The goal of this study is to investigate the role of menthol in progression to regular smoking among youth. Researchers will analyze FDA’s Public Education Campaign on Teen Tobacco (ExPECTT) longitudinal survey data to evaluate differences between menthol and non-menthol cigarette smokers in the likelihood of progression and rates of progression from never or experimental use to established smoking. Youth aged 11-16 years were enrolled in the ExPECTT study (n=6,743), and 4,210 completed all five surveys. Findings will provide new information about the use of menthol cigarettes by youth and young adults and may inform regulatory activities related to menthol.

Olga Rass Funding Mechanism: Research Contract
ID number: HHSF223201510002B
Institution: Research Triangle Institute International
09/29/2017

Tobacco Consumer Studies (TCS) Panel: Brands and Purchasing Behaviors

FDA-CTP has established the National Panel of Tobacco Consumer Studies (TCS), a high-quality national panel of approximately 4,000 adult tobacco users. Panel members have the opportunity to participate in up to eight studies over a three-year period that will assess consumers’ responses to tobacco marketing, warning statements, product labels, and other communications about tobacco products. The purpose of this study, “Brands and Purchasing Behaviors,” is to describe brand preferences of cigarette, cigar, and smokeless tobacco users; examine factors associated with brand loyalty; and assess purchasing patterns and consumption.
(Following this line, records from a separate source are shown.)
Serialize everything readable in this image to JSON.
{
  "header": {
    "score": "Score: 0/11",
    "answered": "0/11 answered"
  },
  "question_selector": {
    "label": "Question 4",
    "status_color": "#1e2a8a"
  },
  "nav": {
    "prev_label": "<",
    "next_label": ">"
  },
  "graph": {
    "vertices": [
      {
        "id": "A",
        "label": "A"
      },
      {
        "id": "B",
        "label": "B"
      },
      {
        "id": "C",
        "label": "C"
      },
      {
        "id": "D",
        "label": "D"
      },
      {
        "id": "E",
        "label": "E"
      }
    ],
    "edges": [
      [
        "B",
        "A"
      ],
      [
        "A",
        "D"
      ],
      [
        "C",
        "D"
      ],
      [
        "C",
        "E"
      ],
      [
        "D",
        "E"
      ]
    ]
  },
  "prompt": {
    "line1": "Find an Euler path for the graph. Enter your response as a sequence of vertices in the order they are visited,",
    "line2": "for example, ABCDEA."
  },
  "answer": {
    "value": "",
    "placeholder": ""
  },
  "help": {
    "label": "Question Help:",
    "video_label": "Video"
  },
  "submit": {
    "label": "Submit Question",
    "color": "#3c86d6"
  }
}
Panel members will be invited to participate in the study by completing a questionnaire on the Web using their personal devices or a loaned tablet or via mail. The questionnaire includes questions about the frequency and intensity of cigarette, cigar, and smokeless tobacco use. Current users of cigarette, cigar, and/or smokeless tobacco are asked about their usual brand; reasons for using their usual brand or for trying other brands; use of promotions such as coupons and in-store promotions; where they purchase tobacco products; and how many they purchased in the past 30 days. Study findings will provide new information about tobacco product purchasing behavior.

Susan Kinsey and Sherry Liu Funding Mechanism: Research Contract
ID number: HHSF223201510002B
Institution: Research Triangle Institute, International
09/29/2017
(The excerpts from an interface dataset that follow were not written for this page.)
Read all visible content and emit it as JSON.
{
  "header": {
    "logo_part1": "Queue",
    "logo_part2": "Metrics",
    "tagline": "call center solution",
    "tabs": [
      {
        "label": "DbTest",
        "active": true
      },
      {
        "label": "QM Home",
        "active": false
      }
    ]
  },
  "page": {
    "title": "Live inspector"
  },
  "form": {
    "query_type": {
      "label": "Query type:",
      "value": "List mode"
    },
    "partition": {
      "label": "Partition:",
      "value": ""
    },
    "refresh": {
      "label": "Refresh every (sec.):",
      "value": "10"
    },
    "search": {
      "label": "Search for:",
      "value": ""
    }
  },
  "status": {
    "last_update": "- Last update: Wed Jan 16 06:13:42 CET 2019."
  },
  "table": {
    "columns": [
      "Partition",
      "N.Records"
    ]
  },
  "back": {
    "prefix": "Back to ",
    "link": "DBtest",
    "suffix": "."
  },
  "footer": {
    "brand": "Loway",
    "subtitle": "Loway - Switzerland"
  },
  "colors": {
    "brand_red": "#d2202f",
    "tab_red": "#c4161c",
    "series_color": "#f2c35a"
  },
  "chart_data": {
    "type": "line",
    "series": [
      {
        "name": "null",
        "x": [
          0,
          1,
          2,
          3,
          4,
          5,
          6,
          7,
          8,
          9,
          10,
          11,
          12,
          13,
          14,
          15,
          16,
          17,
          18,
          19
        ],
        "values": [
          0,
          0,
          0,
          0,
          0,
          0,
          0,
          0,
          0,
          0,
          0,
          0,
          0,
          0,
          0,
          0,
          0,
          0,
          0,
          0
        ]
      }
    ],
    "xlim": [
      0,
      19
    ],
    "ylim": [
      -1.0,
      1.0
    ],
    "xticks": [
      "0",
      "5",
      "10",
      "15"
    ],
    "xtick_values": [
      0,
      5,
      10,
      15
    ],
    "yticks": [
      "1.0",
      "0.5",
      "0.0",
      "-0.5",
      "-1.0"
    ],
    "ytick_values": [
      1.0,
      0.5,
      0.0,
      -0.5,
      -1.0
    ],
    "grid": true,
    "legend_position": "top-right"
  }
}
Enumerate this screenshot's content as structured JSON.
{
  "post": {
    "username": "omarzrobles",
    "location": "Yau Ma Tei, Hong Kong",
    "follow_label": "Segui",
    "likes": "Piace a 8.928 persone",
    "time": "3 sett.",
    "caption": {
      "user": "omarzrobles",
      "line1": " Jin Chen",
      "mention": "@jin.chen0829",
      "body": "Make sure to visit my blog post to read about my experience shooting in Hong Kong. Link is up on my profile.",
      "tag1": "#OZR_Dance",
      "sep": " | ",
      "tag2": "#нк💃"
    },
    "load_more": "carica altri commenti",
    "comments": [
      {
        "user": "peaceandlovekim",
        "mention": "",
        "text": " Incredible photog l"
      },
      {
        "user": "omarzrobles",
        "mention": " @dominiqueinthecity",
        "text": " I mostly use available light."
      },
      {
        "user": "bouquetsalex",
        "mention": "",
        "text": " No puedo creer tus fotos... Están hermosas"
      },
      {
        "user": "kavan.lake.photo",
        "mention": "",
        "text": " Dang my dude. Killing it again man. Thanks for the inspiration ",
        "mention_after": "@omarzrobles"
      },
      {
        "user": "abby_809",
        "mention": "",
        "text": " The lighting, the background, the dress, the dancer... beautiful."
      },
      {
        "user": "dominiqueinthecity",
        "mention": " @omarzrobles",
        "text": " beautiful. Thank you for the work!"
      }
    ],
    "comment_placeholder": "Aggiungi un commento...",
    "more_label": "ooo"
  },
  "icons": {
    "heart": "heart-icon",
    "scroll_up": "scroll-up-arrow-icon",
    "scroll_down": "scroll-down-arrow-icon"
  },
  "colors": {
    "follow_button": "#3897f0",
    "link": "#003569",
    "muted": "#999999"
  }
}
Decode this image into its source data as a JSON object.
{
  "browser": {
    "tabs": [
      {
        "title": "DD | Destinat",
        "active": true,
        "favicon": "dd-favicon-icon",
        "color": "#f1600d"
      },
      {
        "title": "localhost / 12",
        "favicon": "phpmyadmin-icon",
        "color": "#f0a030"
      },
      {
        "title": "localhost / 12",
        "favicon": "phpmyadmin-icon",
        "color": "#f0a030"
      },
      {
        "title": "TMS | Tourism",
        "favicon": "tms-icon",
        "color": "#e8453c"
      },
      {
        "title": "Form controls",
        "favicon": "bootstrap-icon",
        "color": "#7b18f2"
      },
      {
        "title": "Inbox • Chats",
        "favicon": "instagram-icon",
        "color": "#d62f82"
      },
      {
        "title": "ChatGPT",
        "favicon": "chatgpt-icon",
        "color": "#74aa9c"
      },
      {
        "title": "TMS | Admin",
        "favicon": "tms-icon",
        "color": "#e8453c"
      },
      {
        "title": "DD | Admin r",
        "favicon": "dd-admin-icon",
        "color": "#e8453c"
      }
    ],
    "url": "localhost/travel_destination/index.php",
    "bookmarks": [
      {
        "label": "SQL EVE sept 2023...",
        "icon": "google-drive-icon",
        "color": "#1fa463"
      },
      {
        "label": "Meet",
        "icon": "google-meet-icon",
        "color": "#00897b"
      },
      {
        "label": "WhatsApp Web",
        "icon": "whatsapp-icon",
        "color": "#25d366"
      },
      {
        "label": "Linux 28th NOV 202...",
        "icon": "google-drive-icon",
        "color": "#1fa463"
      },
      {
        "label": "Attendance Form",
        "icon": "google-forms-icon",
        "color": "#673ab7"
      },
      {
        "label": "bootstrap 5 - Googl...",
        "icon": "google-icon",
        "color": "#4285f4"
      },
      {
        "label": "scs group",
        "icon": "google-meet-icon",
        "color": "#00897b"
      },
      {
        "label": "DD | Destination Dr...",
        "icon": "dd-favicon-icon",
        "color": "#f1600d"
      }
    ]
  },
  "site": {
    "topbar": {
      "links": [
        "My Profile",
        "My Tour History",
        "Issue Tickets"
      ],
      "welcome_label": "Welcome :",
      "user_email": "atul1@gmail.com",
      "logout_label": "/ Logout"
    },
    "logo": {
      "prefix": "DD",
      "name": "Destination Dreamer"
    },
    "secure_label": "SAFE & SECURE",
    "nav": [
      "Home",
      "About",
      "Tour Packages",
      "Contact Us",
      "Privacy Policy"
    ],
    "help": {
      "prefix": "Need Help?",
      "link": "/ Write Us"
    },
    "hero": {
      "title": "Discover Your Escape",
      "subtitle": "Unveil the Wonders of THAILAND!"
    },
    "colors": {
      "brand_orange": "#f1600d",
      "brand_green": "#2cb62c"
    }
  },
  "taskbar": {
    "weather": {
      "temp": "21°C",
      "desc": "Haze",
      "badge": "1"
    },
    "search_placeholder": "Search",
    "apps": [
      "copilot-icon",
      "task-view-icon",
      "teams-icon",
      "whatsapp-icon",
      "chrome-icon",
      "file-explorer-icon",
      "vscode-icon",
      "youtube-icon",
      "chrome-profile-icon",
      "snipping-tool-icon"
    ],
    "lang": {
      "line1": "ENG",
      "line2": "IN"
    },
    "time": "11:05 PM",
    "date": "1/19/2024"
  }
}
Hookah Purchase Journey

This study will provide information about (1) the supply chain for waterpipe tobacco and charcoal; (2) the U.S. market size for waterpipe tobacco and charcoal, with growth trends over time; (3) the costs of smoking hookah tobacco in waterpipe establishments; and (4) annual hookah unit sales. Researchers will gather qualitative and quantitative data to identify waterpipe tobacco and charcoal supply chains in waterpipe bars. For tasks involving waterpipe bars, researchers will gather information from establishments in 6-8 U.S. cities; sales data for waterpipe tobacco, charcoal, and hookah units will be determined by analyzing sales data from at least two sources, with assumptions validated by qualitative interviews. This study will provide information about the business of selling waterpipe tobacco and waterpipe-related components, and may yield insights on supply chain segments.
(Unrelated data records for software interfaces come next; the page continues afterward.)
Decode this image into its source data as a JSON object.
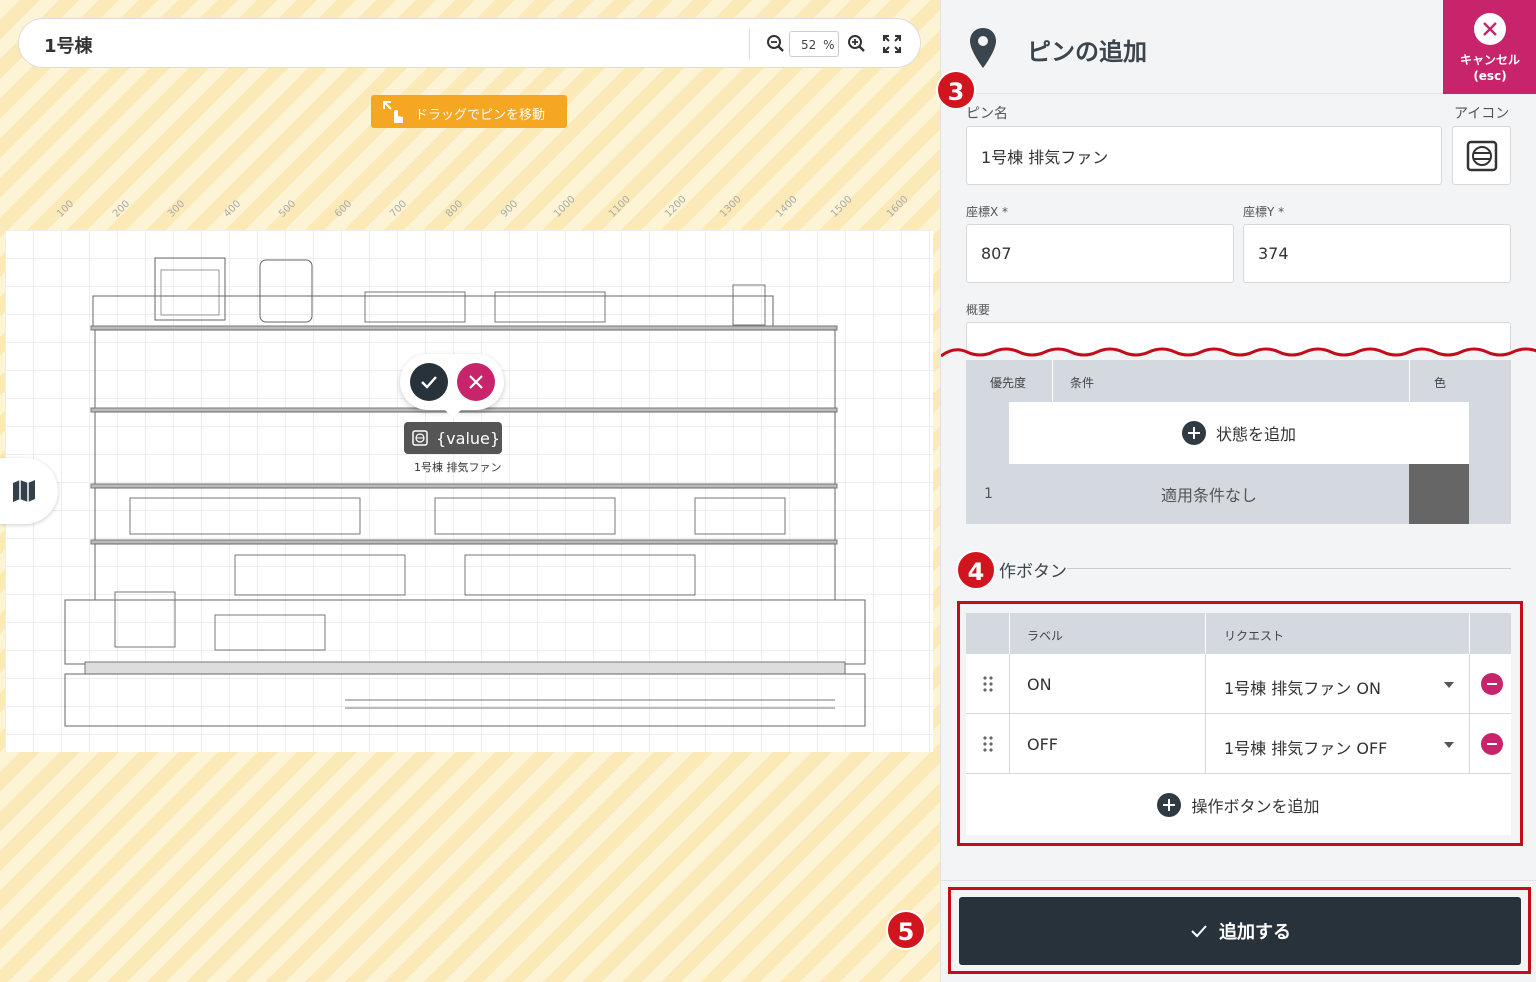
{
  "map": {
    "building_title": "1号棟",
    "zoom_value": "52",
    "zoom_unit": "%",
    "drag_hint": "ドラッグでピンを移動",
    "ruler_ticks": [
      "100",
      "200",
      "300",
      "400",
      "500",
      "600",
      "700",
      "800",
      "900",
      "1000",
      "1100",
      "1200",
      "1300",
      "1400",
      "1500",
      "1600"
    ],
    "pin_chip_text": "{value}",
    "pin_caption": "1号棟 排気ファン"
  },
  "panel": {
    "title": "ピンの追加",
    "cancel_label": "キャンセル\n(esc)",
    "pin_name_label": "ピン名",
    "pin_name_value": "1号棟 排気ファン",
    "icon_label": "アイコン",
    "coord_x_label": "座標X *",
    "coord_x_value": "807",
    "coord_y_label": "座標Y *",
    "coord_y_value": "374",
    "summary_label": "概要"
  },
  "states": {
    "headers": {
      "priority": "優先度",
      "condition": "条件",
      "color": "色"
    },
    "add_label": "状態を追加",
    "rows": [
      {
        "priority": "1",
        "condition": "適用条件なし",
        "color": "#666666"
      }
    ]
  },
  "operations": {
    "section_title": "作ボタン",
    "headers": {
      "label": "ラベル",
      "request": "リクエスト"
    },
    "rows": [
      {
        "label": "ON",
        "request": "1号棟 排気ファン ON"
      },
      {
        "label": "OFF",
        "request": "1号棟 排気ファン OFF"
      }
    ],
    "add_label": "操作ボタンを追加"
  },
  "submit_label": "追加する",
  "callouts": {
    "c3": "3",
    "c4": "4",
    "c5": "5"
  },
  "colors": {
    "accent": "#c8246b",
    "dark": "#28323a",
    "callout": "#d2141e",
    "hint": "#f5a623"
  }
}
Robin Gasloli and Sandra Retzky Funding Mechanism: Research Contract
ID number: HHSF223201710169C
Institution: SmartAnalyst
09/21/2017

Consumer Perceptions of Health Claims in Vape Shops

More information about consumer perceptions of health claims related to advertising for electronic nicotine delivery systems (ENDS) would be useful, particularly advertising claims made in vape shops, which are the fastest growing segment of ENDS retailers. This study will build upon a pilot study that dev